Hi Joyce, I apologize for not replying back in July; my site was hacked and I was unable to even log into it until now. Thank you for your contribution of the pindo recipe. I’d love to have it. I’ve made jelly from it and it was good, but not my favorite. I enjoy eating them fresh best. Take care, Diane
All the information I have been able to find on the pindo palm fruit only mentions making jelly or wine from the fruit. A couple of years ago I made a cobbler with the fruit but wasn’t very pleased with the taste – seemed to have an after taste. But I tried something new that I would like to share with you. I made turnovers (or fruit pies) using puff pastry for one set and pie crusts for the other. I shared with several neighbors and everyone seemed to really like them and I was pleased.
Hi Vana, yes we froze the fruit just like we do most other tree fruit. We washed them and dried them off with a clean towel rather than air-dried (we didn’t want them sitting any longer than was necessary, but if you can air dry them completely quickly, then go ahead). We placed them separately on a rimmed tray (to keep them from rolling off) and froze them. After they were frozen we put them into Ziplock-type bags and back into the freezer. We also have juiced them and then frozen the juice as well. The jelly and juice is much milder than the fresh fruit, and more tart. You can’t beat the fresh fruit! Thanks, Diane
Thank you for mentioning that you froze the Pindo Palm fruit, and then used it later to make jelly. I had read somewhere that the fresh fruit does not last long – even in the refrigerator. I worked so hard to pick them and they are so delicious that I did not want to waste any of them. I just like eating them. I probably will not make jelly. I just want to be able to save and eat the natural fruit…….

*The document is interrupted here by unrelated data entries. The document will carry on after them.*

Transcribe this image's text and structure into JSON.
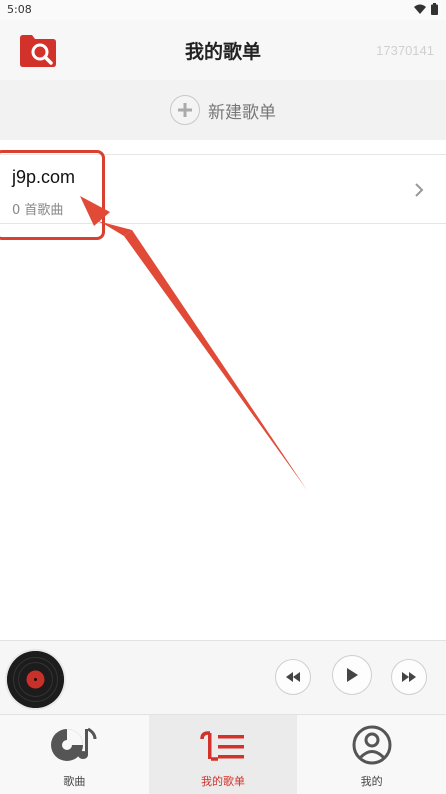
{
  "status_bar": {
    "time": "5:08"
  },
  "header": {
    "title": "我的歌单",
    "user_id": "17370141"
  },
  "new_playlist": {
    "label": "新建歌单"
  },
  "playlists": [
    {
      "name": "j9p.com",
      "count": "0 首歌曲"
    }
  ],
  "bottom_nav": {
    "tabs": [
      {
        "label": "歌曲",
        "icon": "music-disc-icon"
      },
      {
        "label": "我的歌单",
        "icon": "playlist-icon",
        "active": true
      },
      {
        "label": "我的",
        "icon": "user-icon"
      }
    ]
  },
  "colors": {
    "accent": "#d3322a",
    "annotation": "#d94030"
  }
}
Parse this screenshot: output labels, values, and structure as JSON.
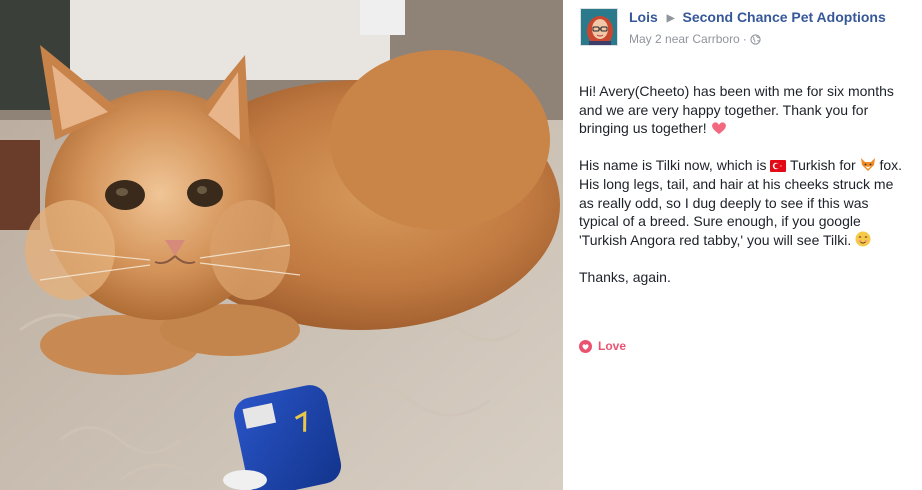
{
  "post": {
    "author": "Lois",
    "group": "Second Chance Pet Adoptions",
    "date": "May 2",
    "location": "near Carrboro",
    "separator": "·",
    "paragraph1": "Hi! Avery(Cheeto) has been with me for six months and we are very happy together. Thank you for bringing us together!",
    "paragraph2_a": "His name is Tilki now, which is",
    "paragraph2_b": "Turkish for",
    "paragraph2_c": "fox. His long legs, tail, and hair at his cheeks struck me as really odd, so I dug deeply to see if this was typical of a breed. Sure enough, if you google 'Turkish Angora red tabby,' you will see Tilki.",
    "paragraph3": "Thanks, again."
  },
  "reaction": {
    "label": "Love"
  },
  "icons": {
    "heart": "heart-emoji",
    "flag": "turkey-flag-emoji",
    "fox": "fox-emoji",
    "smile": "smiling-face-emoji",
    "privacy": "globe-icon",
    "reaction": "love-icon"
  },
  "colors": {
    "link": "#365899",
    "meta": "#90949c",
    "text": "#1d2129",
    "love": "#e9536f"
  }
}
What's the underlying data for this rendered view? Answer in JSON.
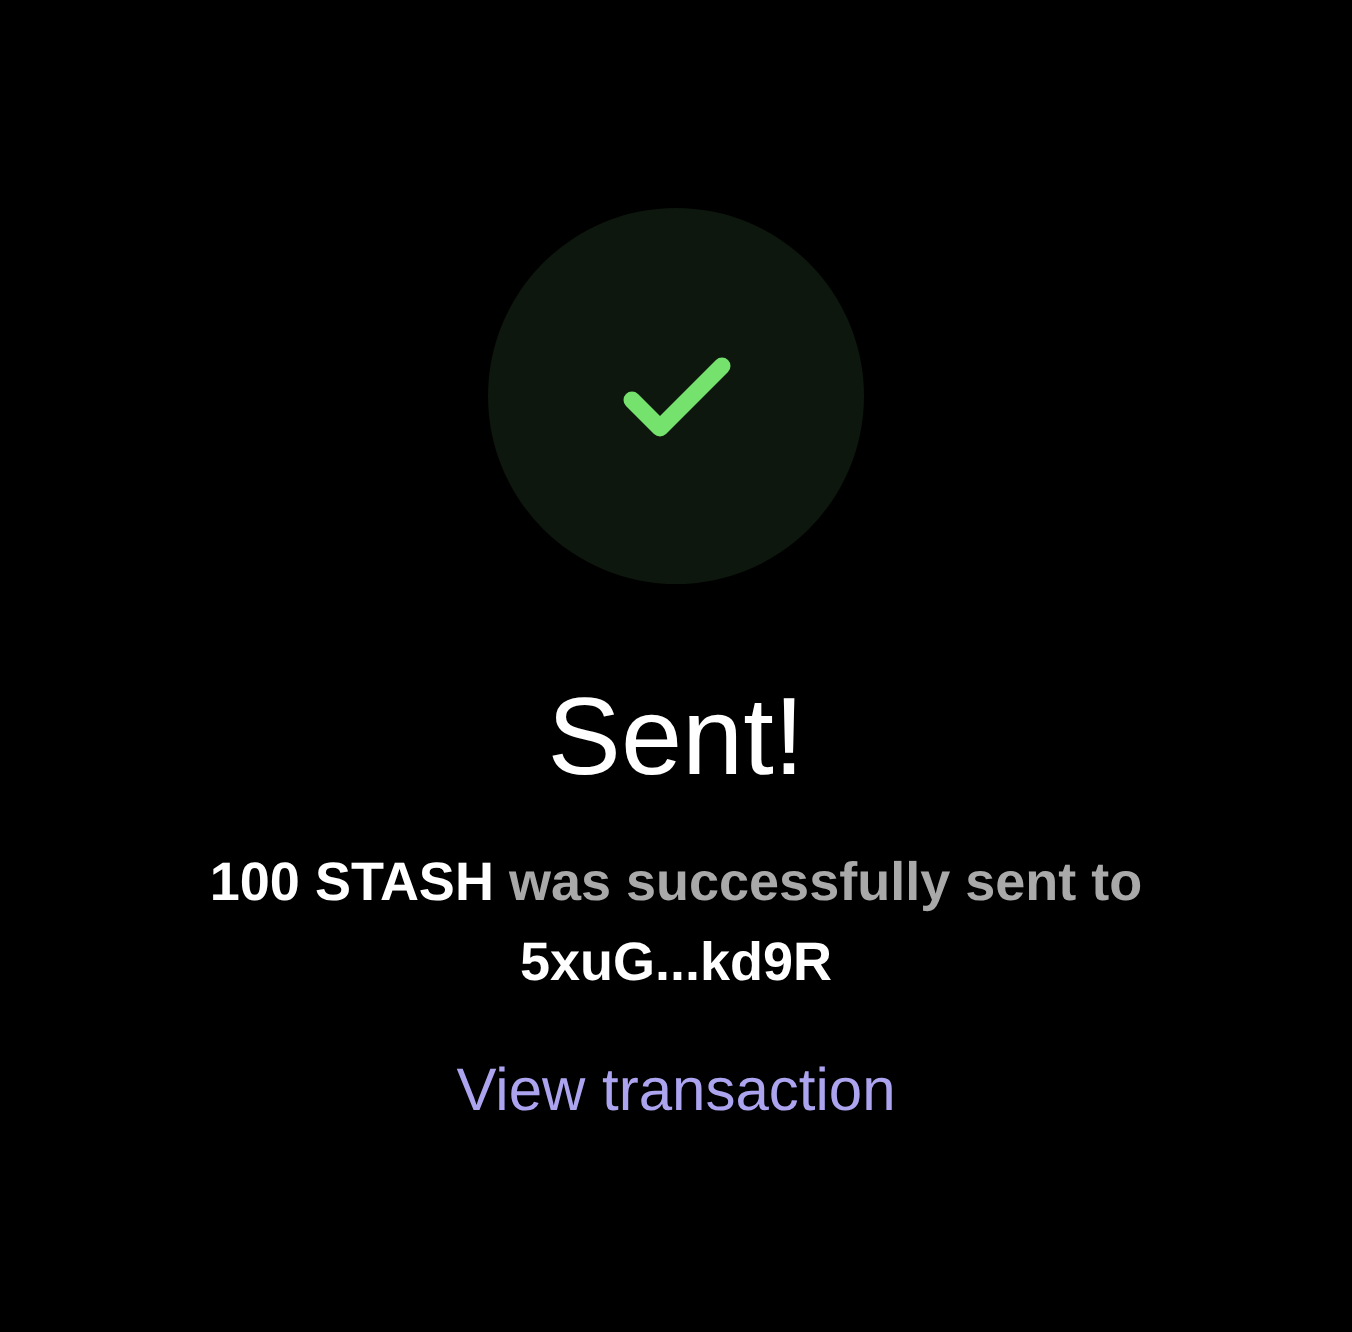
{
  "heading": "Sent!",
  "message": "**100 STASH** was successfully sent to **5xuG...kd9R**",
  "link": "View transaction"
}
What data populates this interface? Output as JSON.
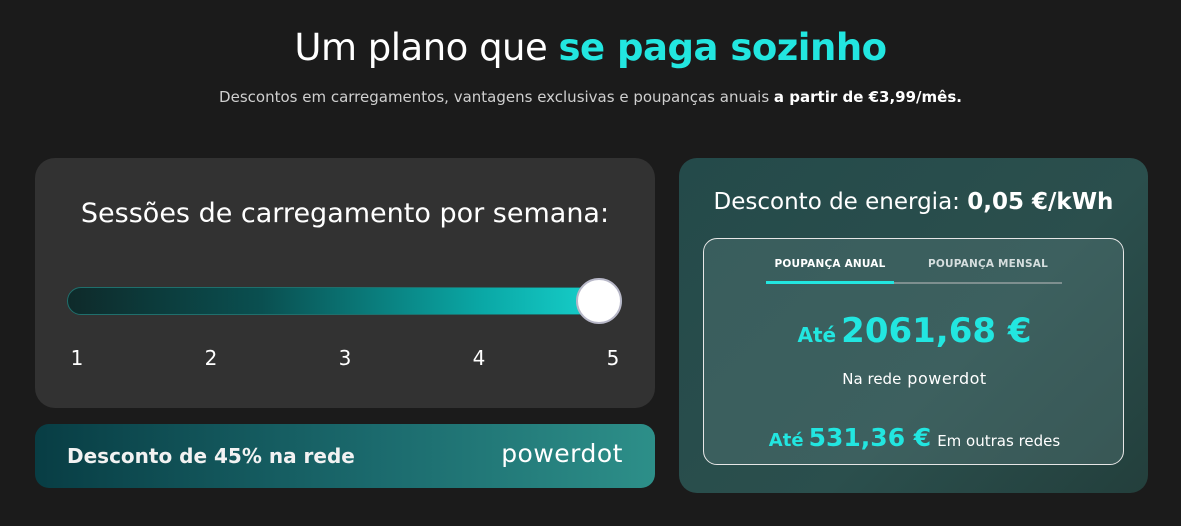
{
  "header": {
    "title_plain": "Um plano que ",
    "title_highlight": "se paga sozinho",
    "subtitle_plain": "Descontos em carregamentos, vantagens exclusivas e poupanças anuais ",
    "subtitle_bold": "a partir de €3,99/mês."
  },
  "sessions": {
    "heading": "Sessões de carregamento por semana:",
    "slider_value": 5,
    "slider_min": 1,
    "slider_max": 5,
    "ticks": [
      "1",
      "2",
      "3",
      "4",
      "5"
    ]
  },
  "promo": {
    "text": "Desconto de 45% na rede",
    "logo_text": "powerdot"
  },
  "savings": {
    "heading_plain": "Desconto de energia: ",
    "heading_bold": "0,05 €/kWh",
    "tabs": [
      {
        "label": "POUPANÇA ANUAL",
        "active": true
      },
      {
        "label": "POUPANÇA MENSAL",
        "active": false
      }
    ],
    "network": {
      "prefix": "Até",
      "amount": "2061,68 €",
      "label": "Na rede",
      "logo_text": "powerdot"
    },
    "other": {
      "prefix": "Até",
      "amount": "531,36 €",
      "label": "Em outras redes"
    }
  },
  "colors": {
    "accent": "#22e6e0",
    "background": "#1b1b1b",
    "card": "#323232"
  }
}
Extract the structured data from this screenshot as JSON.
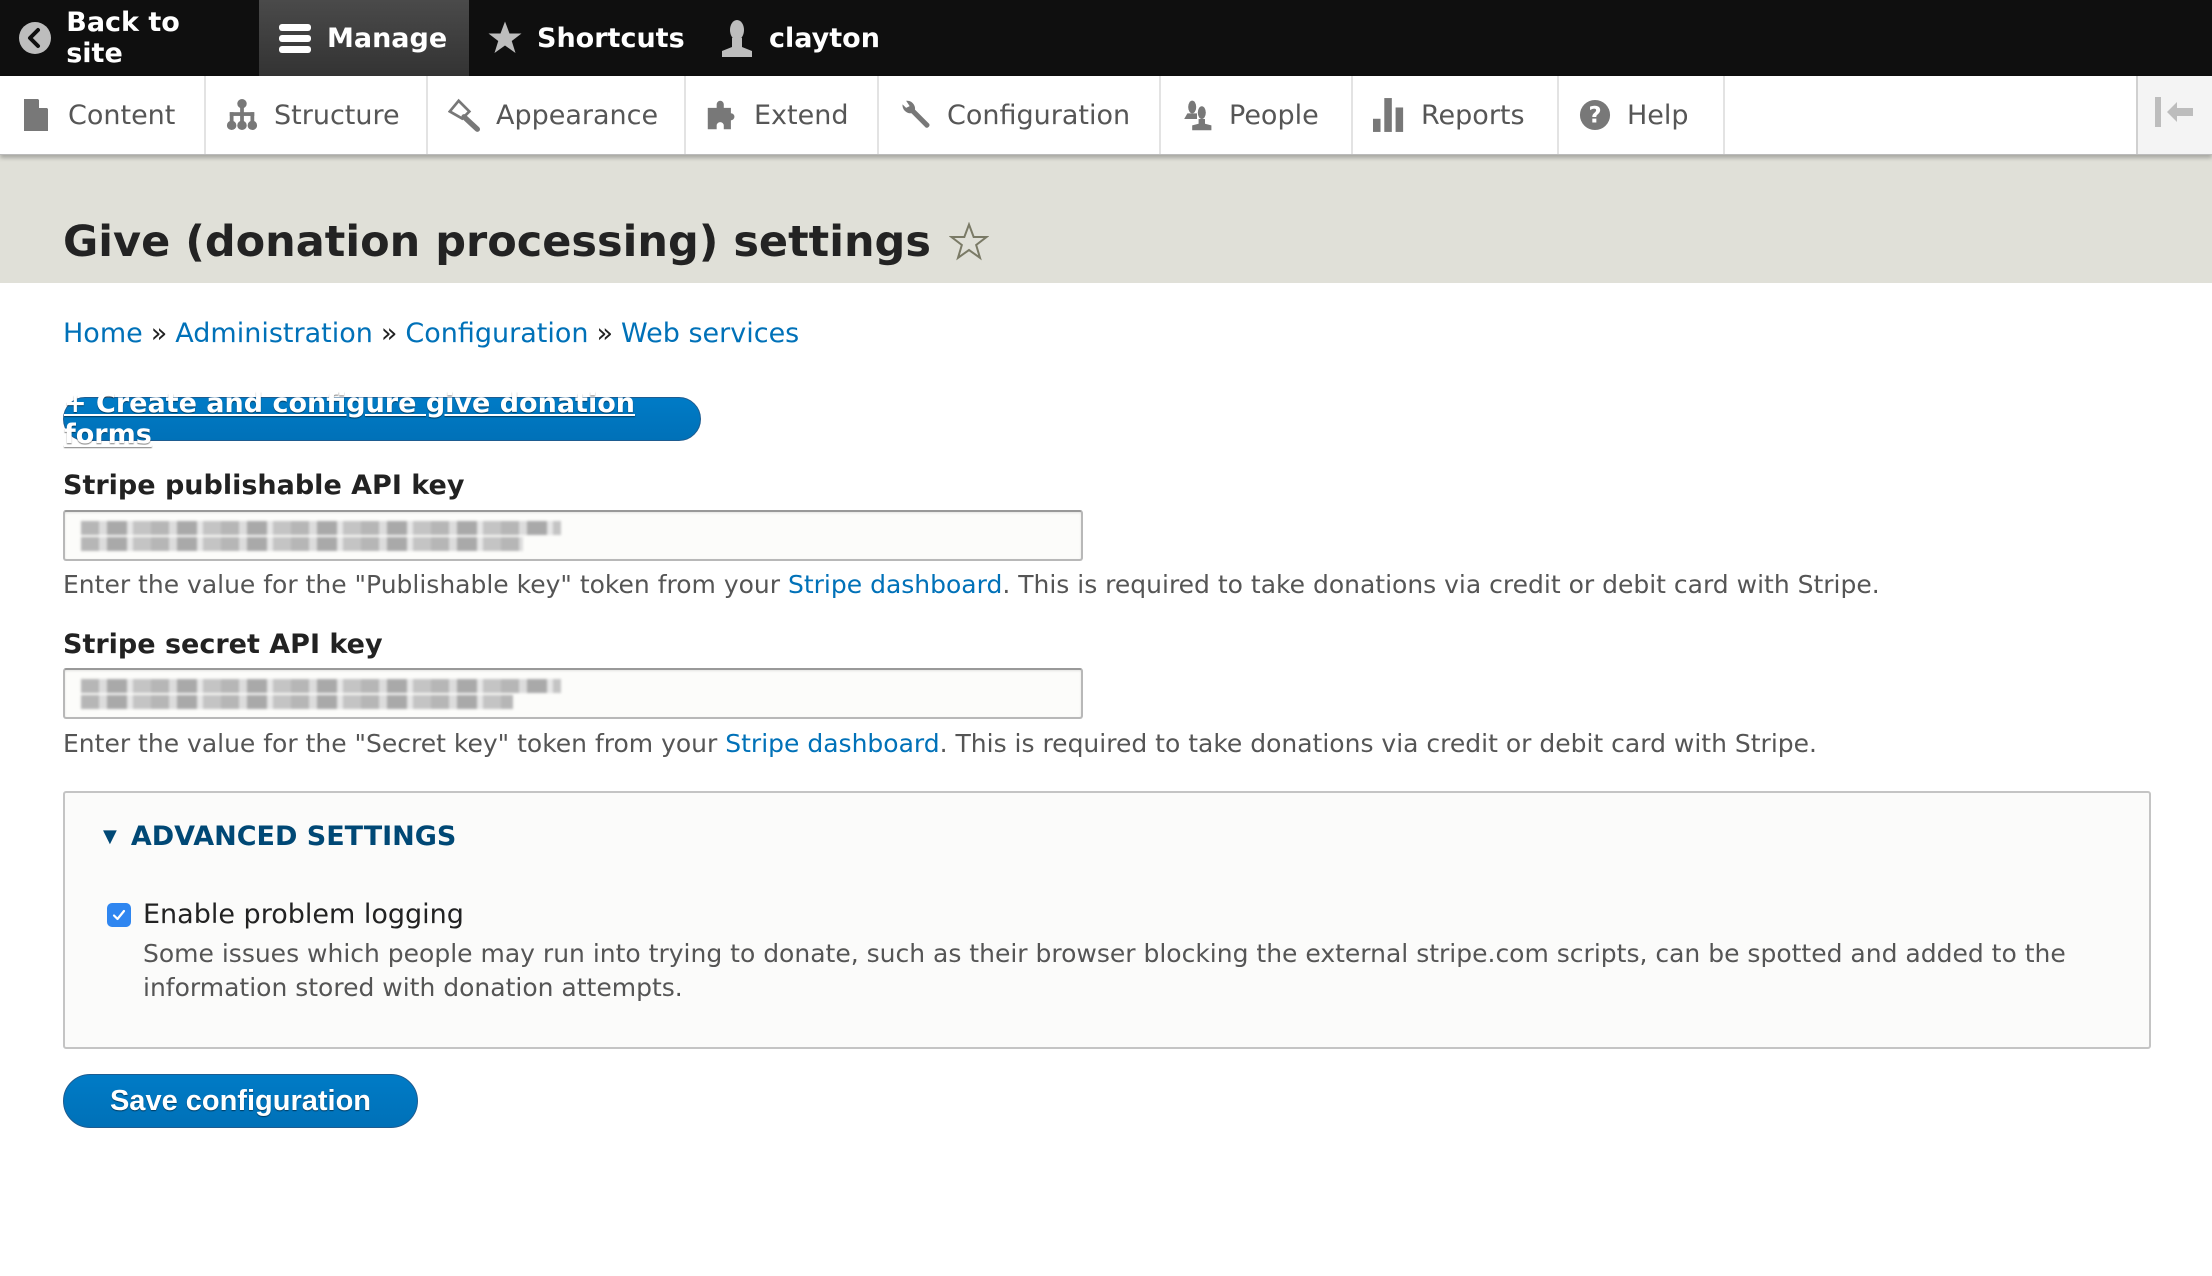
{
  "toolbar": {
    "back_to_site": "Back to site",
    "manage": "Manage",
    "shortcuts": "Shortcuts",
    "user": "clayton"
  },
  "tray": {
    "items": [
      {
        "label": "Content",
        "icon": "file-icon"
      },
      {
        "label": "Structure",
        "icon": "sitemap-icon"
      },
      {
        "label": "Appearance",
        "icon": "paintbrush-icon"
      },
      {
        "label": "Extend",
        "icon": "puzzle-icon"
      },
      {
        "label": "Configuration",
        "icon": "wrench-icon"
      },
      {
        "label": "People",
        "icon": "people-icon"
      },
      {
        "label": "Reports",
        "icon": "bar-chart-icon"
      },
      {
        "label": "Help",
        "icon": "help-icon"
      }
    ],
    "toggle_icon": "collapse-left-icon"
  },
  "header": {
    "title": "Give (donation processing) settings"
  },
  "breadcrumb": {
    "items": [
      "Home",
      "Administration",
      "Configuration",
      "Web services"
    ],
    "separator": "»"
  },
  "actions": {
    "create_forms": "+ Create and configure give donation forms"
  },
  "form": {
    "publishable_key": {
      "label": "Stripe publishable API key",
      "value_state": "redacted (blurred)",
      "help_prefix": "Enter the value for the \"Publishable key\" token from your ",
      "help_link": "Stripe dashboard",
      "help_suffix": ". This is required to take donations via credit or debit card with Stripe."
    },
    "secret_key": {
      "label": "Stripe secret API key",
      "value_state": "redacted (blurred)",
      "help_prefix": "Enter the value for the \"Secret key\" token from your ",
      "help_link": "Stripe dashboard",
      "help_suffix": ". This is required to take donations via credit or debit card with Stripe."
    },
    "advanced": {
      "legend": "ADVANCED SETTINGS",
      "expanded": true,
      "problem_logging": {
        "label": "Enable problem logging",
        "checked": true,
        "description": "Some issues which people may run into trying to donate, such as their browser blocking the external stripe.com scripts, can be spotted and added to the information stored with donation attempts."
      }
    },
    "save": "Save configuration"
  },
  "colors": {
    "primary": "#0071b8",
    "link": "#0071b8",
    "legend": "#004875",
    "toolbar_bg": "#0f0f0f",
    "header_bg": "#e0e0d8"
  }
}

Did you wash and just air-dry them before freezing them? Did you freeze them flat and later put them in a covered container?
Thank you for your help.